▼▼▼

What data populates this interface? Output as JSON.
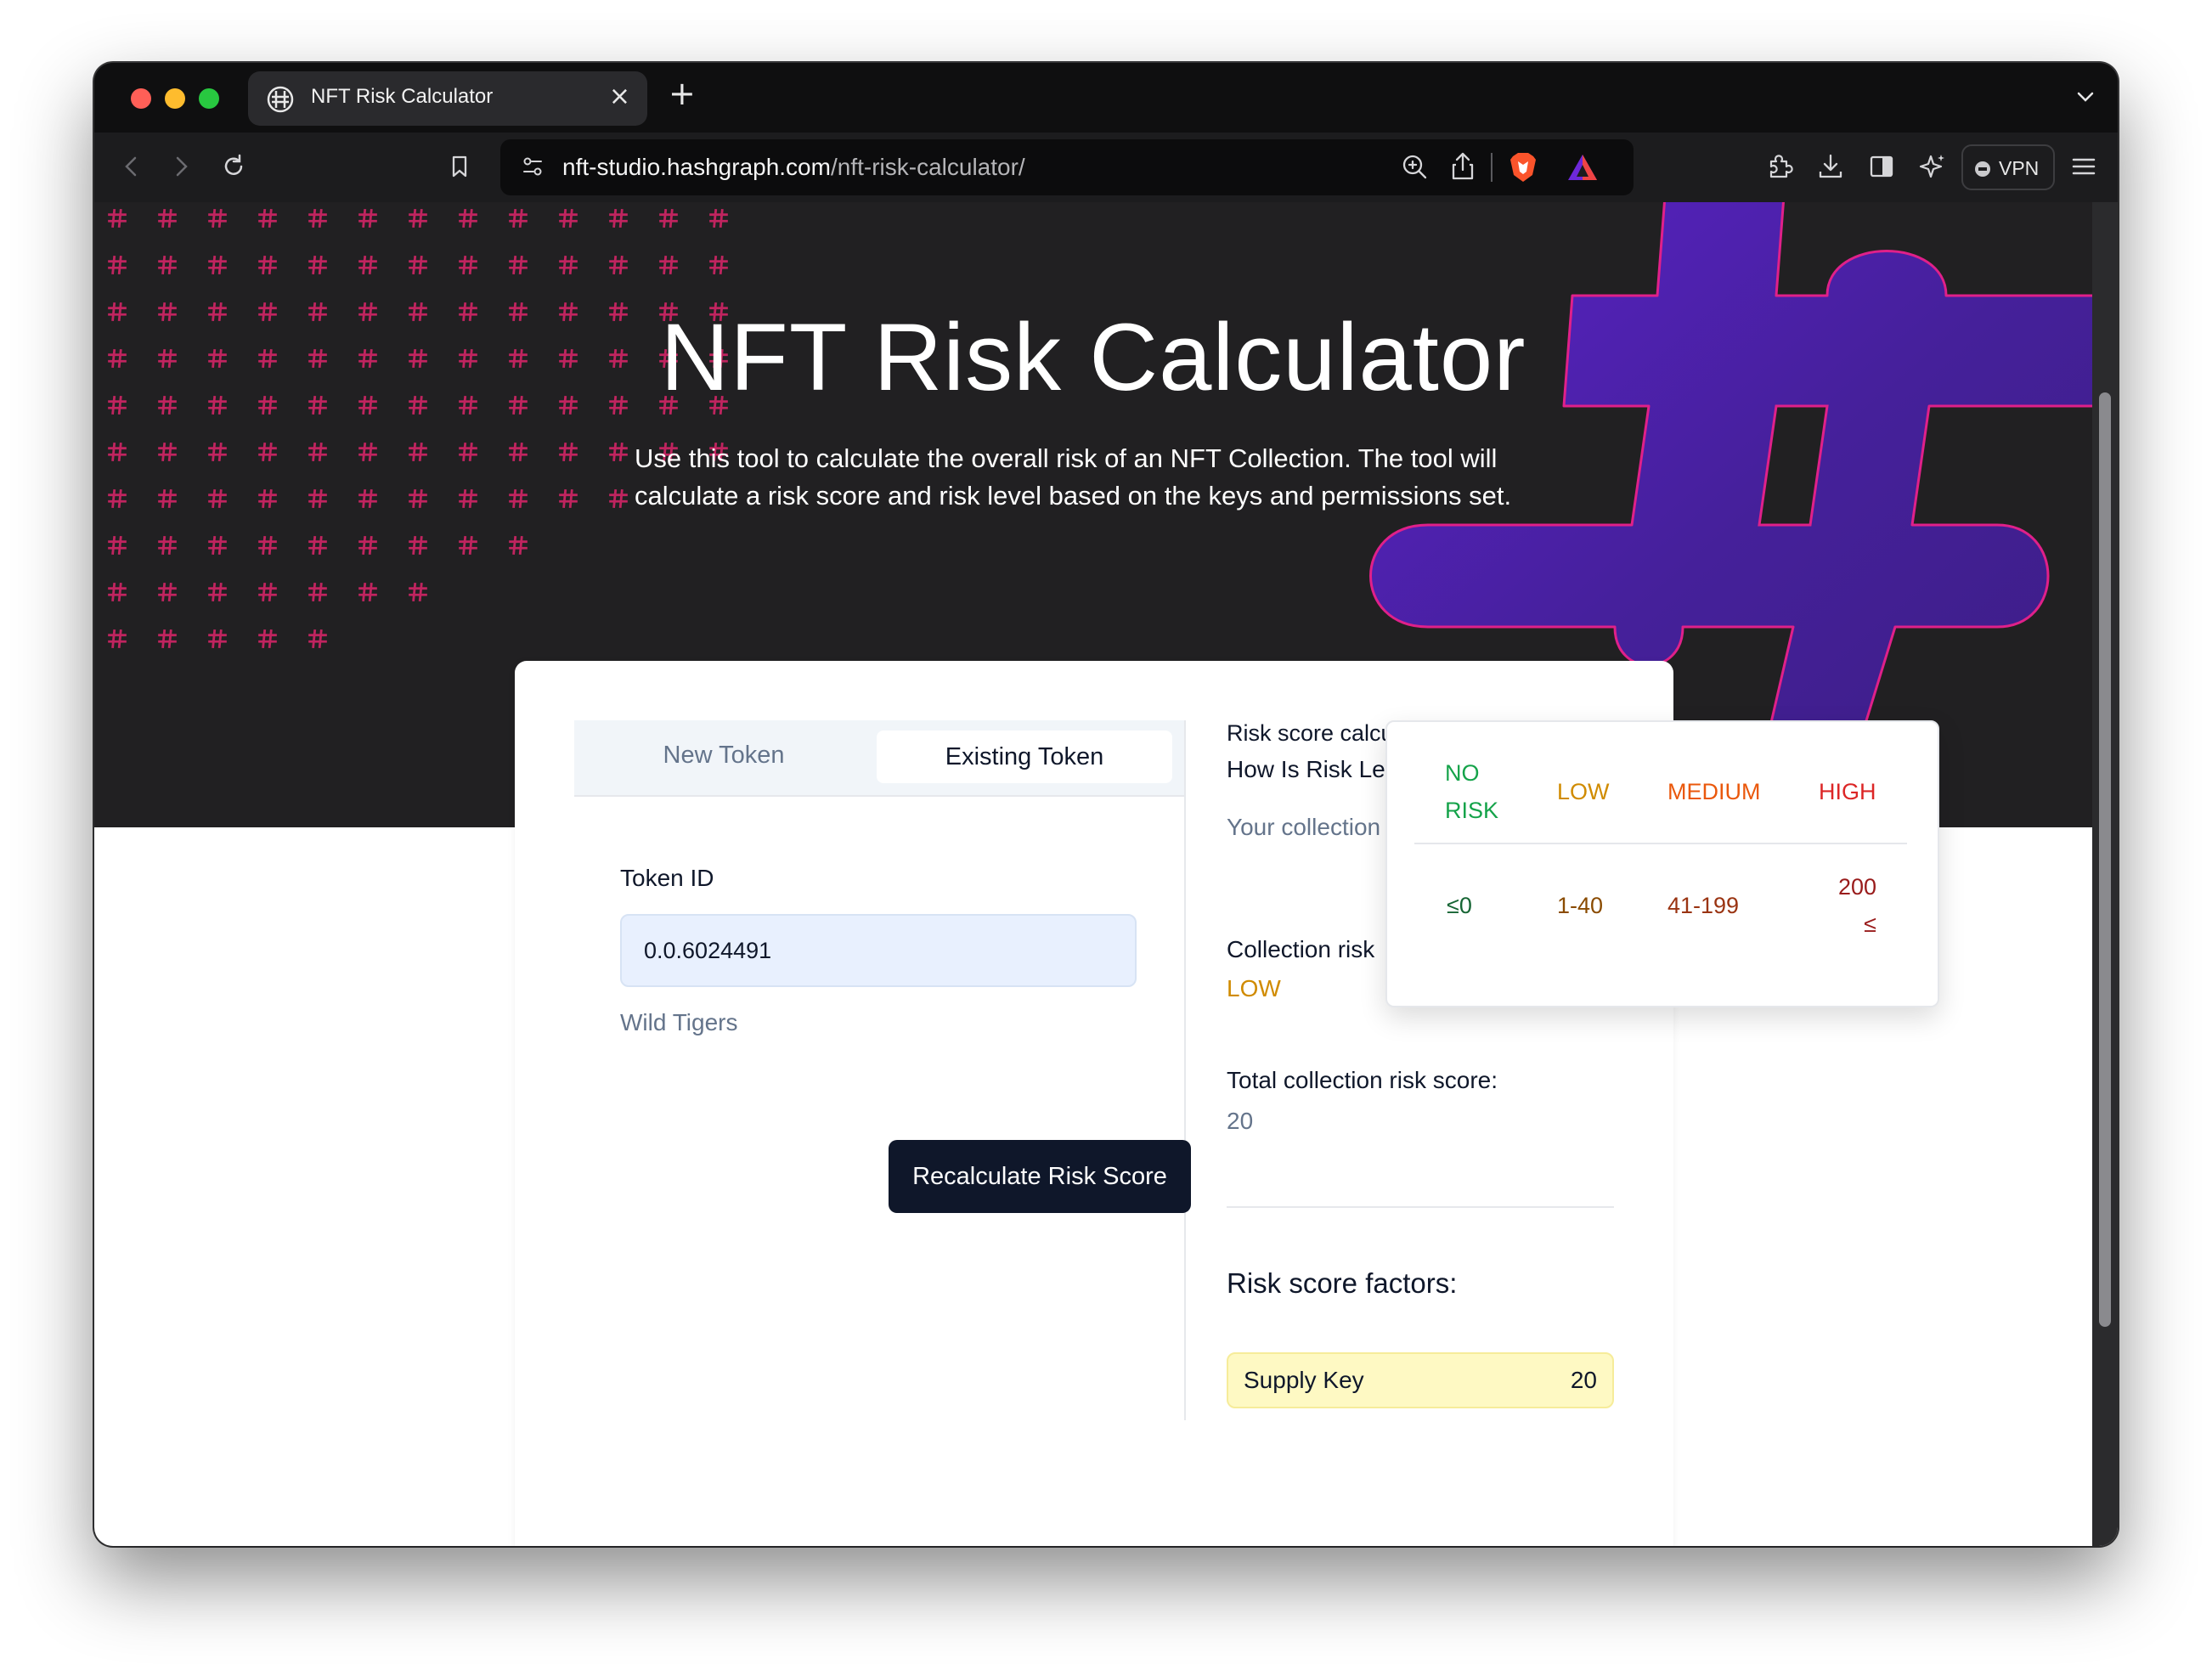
{
  "browser": {
    "tab_title": "NFT Risk Calculator",
    "tab_close": "×",
    "new_tab": "+",
    "url_host": "nft-studio.hashgraph.com",
    "url_path": "/nft-risk-calculator/",
    "vpn_label": "VPN"
  },
  "hero": {
    "title": "NFT Risk Calculator",
    "subtitle": "Use this tool to calculate the overall risk of an NFT Collection. The tool will calculate a risk score and risk level based on the keys and permissions set."
  },
  "form": {
    "tabs": [
      {
        "label": "New Token",
        "active": false
      },
      {
        "label": "Existing Token",
        "active": true
      }
    ],
    "token_id_label": "Token ID",
    "token_id_value": "0.0.6024491",
    "token_name": "Wild Tigers",
    "recalculate_label": "Recalculate Risk Score"
  },
  "result": {
    "heading": "Risk score calculation",
    "how_link": "How Is Risk Level Calculated?",
    "description": "Your collection calculated.",
    "level_label": "Collection risk",
    "level_value": "LOW",
    "total_label": "Total collection risk score:",
    "total_value": "20",
    "factors_title": "Risk score factors:",
    "factors": [
      {
        "name": "Supply Key",
        "score": "20"
      }
    ]
  },
  "popover": {
    "headers": [
      {
        "lines": [
          "NO",
          "RISK"
        ],
        "color": "#15a34a"
      },
      {
        "lines": [
          "LOW"
        ],
        "color": "#d08b00"
      },
      {
        "lines": [
          "MEDIUM"
        ],
        "color": "#ea580c"
      },
      {
        "lines": [
          "HIGH"
        ],
        "color": "#dc2626"
      }
    ],
    "values": [
      {
        "lines": [
          "≤0"
        ],
        "color": "#166534"
      },
      {
        "lines": [
          "1-40"
        ],
        "color": "#8a4b00"
      },
      {
        "lines": [
          "41-199"
        ],
        "color": "#9a3412"
      },
      {
        "lines": [
          "200",
          "≤"
        ],
        "color": "#991b1b"
      }
    ]
  },
  "colors": {
    "hero_bg": "#212022",
    "pattern_hash": "#c0245f",
    "big_hash_fill": "#4b1fa8",
    "big_hash_stroke": "#e0208a",
    "primary_button": "#0f172a"
  }
}
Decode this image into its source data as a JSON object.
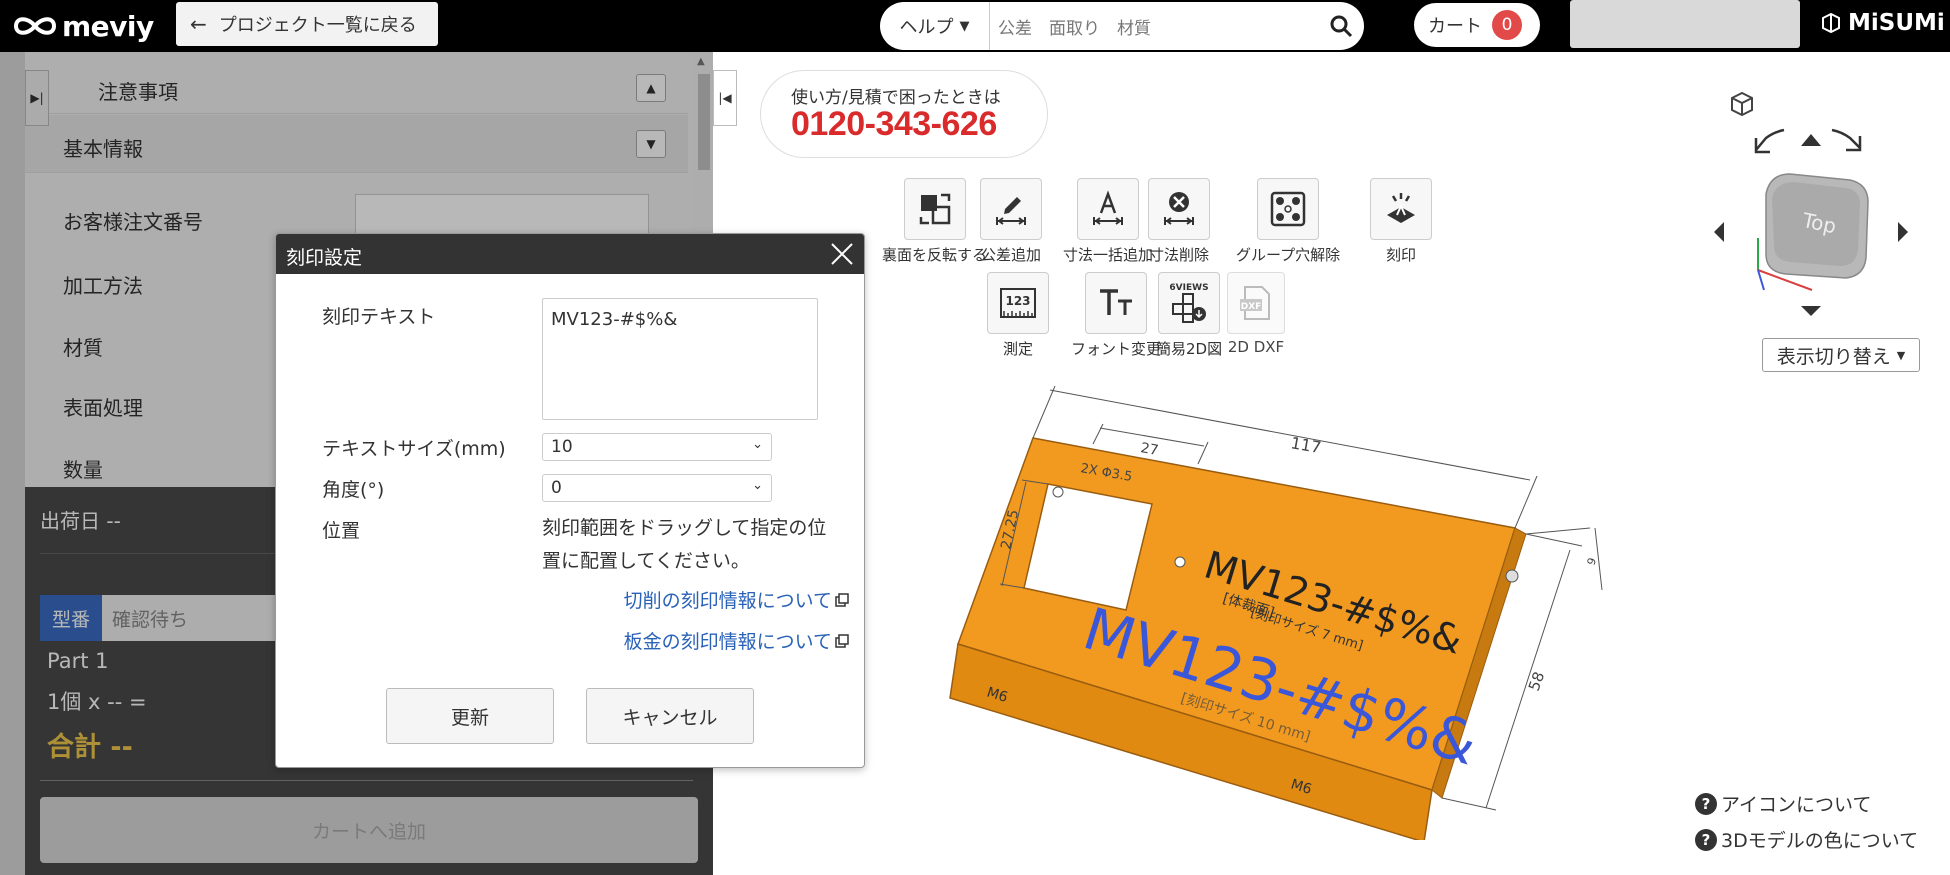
{
  "header": {
    "logo_text": "meviy",
    "back_label": "プロジェクト一覧に戻る",
    "help_label": "ヘルプ",
    "search_placeholder": "公差　面取り　材質",
    "cart_label": "カート",
    "cart_count": "0",
    "brand": "MiSUMi"
  },
  "left_panel": {
    "notes_label": "注意事項",
    "basic_info_label": "基本情報",
    "fields": [
      "お客様注文番号",
      "加工方法",
      "材質",
      "表面処理",
      "数量"
    ],
    "ship_date": "出荷日 --",
    "model_tag": "型番",
    "model_status": "確認待ち",
    "part_name": "Part 1",
    "qty_line": "1個  x -- =",
    "total": "合計 --",
    "add_to_cart": "カートへ追加"
  },
  "phone": {
    "note": "使い方/見積で困ったときは",
    "number": "0120-343-626"
  },
  "toolbar": {
    "row1": [
      "裏面を反転する",
      "公差追加",
      "寸法一括追加",
      "寸法削除",
      "グループ穴解除",
      "刻印"
    ],
    "row2": [
      "測定",
      "フォント変更",
      "簡易2D図",
      "2D DXF"
    ],
    "sixviews_badge": "6VIEWS",
    "dxf_badge": "DXF",
    "measure_badge": "123"
  },
  "viewcube": {
    "face_label": "Top",
    "toggle_label": "表示切り替え"
  },
  "model": {
    "dim_117": "117",
    "dim_27a": "27",
    "dim_27_25": "27.25",
    "dim_58": "58",
    "dim_9": "9",
    "tag_a": "2X Φ3.5",
    "tag_m6": "M6",
    "engrave_black": "MV123-#$%&",
    "engrave_blue": "MV123-#$%&",
    "engrave_note1": "[体裁面]",
    "engrave_note2": "[刻印サイズ 7 mm]",
    "engrave_note3": "[刻印サイズ 10 mm]"
  },
  "help_links": [
    "アイコンについて",
    "3Dモデルの色について"
  ],
  "dialog": {
    "title": "刻印設定",
    "text_label": "刻印テキスト",
    "text_value": "MV123-#$%&",
    "size_label": "テキストサイズ(mm)",
    "size_value": "10",
    "angle_label": "角度(°)",
    "angle_value": "0",
    "position_label": "位置",
    "position_help": "刻印範囲をドラッグして指定の位置に配置してください。",
    "link_cutting": "切削の刻印情報について",
    "link_sheet": "板金の刻印情報について",
    "update_button": "更新",
    "cancel_button": "キャンセル"
  },
  "colors": {
    "model_orange": "#f29a1f",
    "engrave_blue": "#3b57d9",
    "phone_red": "#d92b2b",
    "badge_red": "#e24a4a",
    "link_blue": "#2a62b8",
    "total_yellow": "#f2c94c"
  }
}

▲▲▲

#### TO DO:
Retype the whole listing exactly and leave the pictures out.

#### FINISHED TASK:
What data populates this interface? Output as JSON.
{
  "browser": {
    "tab_title": "NFT Risk Calculator",
    "tab_close": "×",
    "new_tab": "+",
    "url_host": "nft-studio.hashgraph.com",
    "url_path": "/nft-risk-calculator/",
    "vpn_label": "VPN"
  },
  "hero": {
    "title": "NFT Risk Calculator",
    "subtitle": "Use this tool to calculate the overall risk of an NFT Collection. The tool will calculate a risk score and risk level based on the keys and permissions set."
  },
  "form": {
    "tabs": [
      {
        "label": "New Token",
        "active": false
      },
      {
        "label": "Existing Token",
        "active": true
      }
    ],
    "token_id_label": "Token ID",
    "token_id_value": "0.0.6024491",
    "token_name": "Wild Tigers",
    "recalculate_label": "Recalculate Risk Score"
  },
  "result": {
    "heading": "Risk score calculation",
    "how_link": "How Is Risk Level Calculated?",
    "description": "Your collection calculated.",
    "level_label": "Collection risk",
    "level_value": "LOW",
    "total_label": "Total collection risk score:",
    "total_value": "20",
    "factors_title": "Risk score factors:",
    "factors": [
      {
        "name": "Supply Key",
        "score": "20"
      }
    ]
  },
  "popover": {
    "headers": [
      {
        "lines": [
          "NO",
          "RISK"
        ],
        "color": "#15a34a"
      },
      {
        "lines": [
          "LOW"
        ],
        "color": "#d08b00"
      },
      {
        "lines": [
          "MEDIUM"
        ],
        "color": "#ea580c"
      },
      {
        "lines": [
          "HIGH"
        ],
        "color": "#dc2626"
      }
    ],
    "values": [
      {
        "lines": [
          "≤0"
        ],
        "color": "#166534"
      },
      {
        "lines": [
          "1-40"
        ],
        "color": "#8a4b00"
      },
      {
        "lines": [
          "41-199"
        ],
        "color": "#9a3412"
      },
      {
        "lines": [
          "200",
          "≤"
        ],
        "color": "#991b1b"
      }
    ]
  },
  "colors": {
    "hero_bg": "#212022",
    "pattern_hash": "#c0245f",
    "big_hash_fill": "#4b1fa8",
    "big_hash_stroke": "#e0208a",
    "primary_button": "#0f172a"
  }
}
Decode this image into its source data as a JSON object.
{
  "header": {
    "logo_text": "meviy",
    "back_label": "プロジェクト一覧に戻る",
    "help_label": "ヘルプ",
    "search_placeholder": "公差　面取り　材質",
    "cart_label": "カート",
    "cart_count": "0",
    "brand": "MiSUMi"
  },
  "left_panel": {
    "notes_label": "注意事項",
    "basic_info_label": "基本情報",
    "fields": [
      "お客様注文番号",
      "加工方法",
      "材質",
      "表面処理",
      "数量"
    ],
    "ship_date": "出荷日 --",
    "model_tag": "型番",
    "model_status": "確認待ち",
    "part_name": "Part 1",
    "qty_line": "1個  x -- =",
    "total": "合計 --",
    "add_to_cart": "カートへ追加"
  },
  "phone": {
    "note": "使い方/見積で困ったときは",
    "number": "0120-343-626"
  },
  "toolbar": {
    "row1": [
      "裏面を反転する",
      "公差追加",
      "寸法一括追加",
      "寸法削除",
      "グループ穴解除",
      "刻印"
    ],
    "row2": [
      "測定",
      "フォント変更",
      "簡易2D図",
      "2D DXF"
    ],
    "sixviews_badge": "6VIEWS",
    "dxf_badge": "DXF",
    "measure_badge": "123"
  },
  "viewcube": {
    "face_label": "Top",
    "toggle_label": "表示切り替え"
  },
  "model": {
    "dim_117": "117",
    "dim_27a": "27",
    "dim_27_25": "27.25",
    "dim_58": "58",
    "dim_9": "9",
    "tag_a": "2X Φ3.5",
    "tag_m6": "M6",
    "engrave_black": "MV123-#$%&",
    "engrave_blue": "MV123-#$%&",
    "engrave_note1": "[体裁面]",
    "engrave_note2": "[刻印サイズ 7 mm]",
    "engrave_note3": "[刻印サイズ 10 mm]"
  },
  "help_links": [
    "アイコンについて",
    "3Dモデルの色について"
  ],
  "dialog": {
    "title": "刻印設定",
    "text_label": "刻印テキスト",
    "text_value": "MV123-#$%&",
    "size_label": "テキストサイズ(mm)",
    "size_value": "10",
    "angle_label": "角度(°)",
    "angle_value": "0",
    "position_label": "位置",
    "position_help": "刻印範囲をドラッグして指定の位置に配置してください。",
    "link_cutting": "切削の刻印情報について",
    "link_sheet": "板金の刻印情報について",
    "update_button": "更新",
    "cancel_button": "キャンセル"
  },
  "colors": {
    "model_orange": "#f29a1f",
    "engrave_blue": "#3b57d9",
    "phone_red": "#d92b2b",
    "badge_red": "#e24a4a",
    "link_blue": "#2a62b8",
    "total_yellow": "#f2c94c"
  }
}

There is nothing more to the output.